Home | Contact Us | Sitemap
Best Kerala Deals, Kerala Hotels, Kerala Resorts, Best Itenary in Kerala, House Boats in Kerala, Best rates in Kerala

Best Kerala Deals

is Kerala's Premier Portal offering services related to :

  • Resorts in Kerala,
  • Hotels in Kerala,
  • Car Hire in Kerala,
  • Honeymoon Packages in Kerala,
  • Conferences and Groups in Kerala,
  • Weddings in Kerala,
  • Medical Tourism in Kerala, and
  • Other Tourism aspects related to Kerala.

Besides the above this website will also give you information on sightseeing, excursions and other aspects related to Goa.
Home » History of Kerala » European Conquest In Kerala

European Conquest In Kerala

European Conquest In Kerala

Ancient Kerala occupied a unique place in the commercial world.
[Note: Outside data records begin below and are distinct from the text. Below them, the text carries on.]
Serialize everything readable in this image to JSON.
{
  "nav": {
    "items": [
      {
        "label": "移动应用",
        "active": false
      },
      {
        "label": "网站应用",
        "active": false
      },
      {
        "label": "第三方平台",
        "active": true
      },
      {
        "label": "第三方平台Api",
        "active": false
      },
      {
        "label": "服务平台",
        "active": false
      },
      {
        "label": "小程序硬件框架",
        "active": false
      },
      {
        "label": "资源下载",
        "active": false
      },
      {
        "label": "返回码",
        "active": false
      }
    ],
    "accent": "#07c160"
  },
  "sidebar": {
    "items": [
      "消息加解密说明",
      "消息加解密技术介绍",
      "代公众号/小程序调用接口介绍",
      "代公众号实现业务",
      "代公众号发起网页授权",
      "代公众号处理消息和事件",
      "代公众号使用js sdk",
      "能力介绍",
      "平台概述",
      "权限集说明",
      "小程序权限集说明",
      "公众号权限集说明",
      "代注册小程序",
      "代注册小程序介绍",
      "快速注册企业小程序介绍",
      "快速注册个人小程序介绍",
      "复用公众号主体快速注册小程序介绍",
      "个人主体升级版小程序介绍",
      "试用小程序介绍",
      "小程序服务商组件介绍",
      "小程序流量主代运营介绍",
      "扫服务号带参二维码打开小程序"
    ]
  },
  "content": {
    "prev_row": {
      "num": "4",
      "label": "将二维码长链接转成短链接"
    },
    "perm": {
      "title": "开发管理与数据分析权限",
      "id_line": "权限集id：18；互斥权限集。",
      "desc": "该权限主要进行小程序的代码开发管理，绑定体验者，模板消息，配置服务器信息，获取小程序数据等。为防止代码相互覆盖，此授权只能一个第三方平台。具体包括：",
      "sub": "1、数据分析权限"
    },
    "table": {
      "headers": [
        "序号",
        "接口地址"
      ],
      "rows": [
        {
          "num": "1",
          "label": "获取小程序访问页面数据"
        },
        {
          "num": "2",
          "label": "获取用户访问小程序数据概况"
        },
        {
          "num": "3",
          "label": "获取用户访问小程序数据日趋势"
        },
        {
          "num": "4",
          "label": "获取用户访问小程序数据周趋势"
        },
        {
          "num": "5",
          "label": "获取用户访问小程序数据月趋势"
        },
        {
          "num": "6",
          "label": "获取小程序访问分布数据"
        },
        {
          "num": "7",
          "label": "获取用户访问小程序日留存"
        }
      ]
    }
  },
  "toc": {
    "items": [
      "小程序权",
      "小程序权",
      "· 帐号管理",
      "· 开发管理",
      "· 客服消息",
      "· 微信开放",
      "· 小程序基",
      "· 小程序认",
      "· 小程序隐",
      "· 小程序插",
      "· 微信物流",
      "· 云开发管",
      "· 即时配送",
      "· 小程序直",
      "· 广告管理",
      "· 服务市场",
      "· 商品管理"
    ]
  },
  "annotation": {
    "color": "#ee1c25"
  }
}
There are traces of teak found in the ruins of Ur, which must certainly have come from the Malabar Coast.

This means trade flourished around 3000 BC. Cotton from this region was a favourite in Egypt; the Phoenicians visited the coast of Malabar around the same time to trade in ivory, sandalwood and spices.

King Solomon is said to have sent his commercial fleet to Ophir which is said to be somewhere in Southern Kerala.

Muziris (Kodungalloor or Cannonade) was reputed to be the ancient world's greatest trading center in the East for such highly prized possessions as pepper, cinnamon, cardamom, ginger and other spices.

Pliny, the younger is said to have lamented the fact that trade with the East was draining the treasury of Rome. The trade flourished by ships riding on the monsoon winds from Africa and back to Arabia, from where the overland caravan took the prized items to the markets along the Mediterranean ports.

India was known as fabled land of spices and gold. It was during this time Europe was busy in exploration and Voyages to unknown land. Route to India was a dream of most of the voyager.

Many attempts were made, but most could reach only up to "Cape of Good hope" in Africa. In 1498, Vasco da Gama, a Portuguese naval Captain found the easiest way to India by bribing the Arab pilot when his ship anchored off Kenya at Port Malindi.

Following the centuries old route taken by the Arab traders and riding on a monsoon wind, he sailed the Sao' Gabriel to land at Kappad near the town of Calicut or Kozhikode. The entire history of the East was to change from that day.

The Zamorin or Samuthiri received the Portuguese, (known locally as parungees) warmly. Trade concessions were granted to the Portuguese. But sensing the rivalries from the Arabs and the local kings, the Portuguese immediately set about engaging themselves in consolidating their positions at sea.

There was resistance from the local Kings.  Notable among the Samuthiri's Admirals is Kunjali Marakkar, still a revered hero in Kerala. He succeeded in checking the Portuguese expansionism to certain extent. But could not hold for long against the supremacy of Portuguese weapons and sea prowess. An interesting sidelight is the Portuguese behavior towards the thriving community of Christians in Kerala.

Tradition has it that these Christians were converted by St. Thomas the Apostle in the 1st Century AD. The Portuguese were annoyed that the local Christians were more Hindus in their outlook, culture and traditions and never heard of the Pope in Rome.

In 1599,the Synod of Diamper (present day Udayamperoor near 14 Kms from Kochi) decreed that all Christians should revert to the Pope in Rome as the Supreme Spiritual head and not the Pontiff at Antioch.

This led to a revolt by a section of Syrian Christians. History depicts that the revolters took oath by tying themselves to a Cross-at Kochi on 15 January 1653. This is known as the "Koonan Cross Oath" and is still revered as a turning point among the Syrian Christians.

But the Portuguese had some success in proselytizing and did manage to convert some communities into Latin Catholics. Today this community is one of the influential sections in Kerala.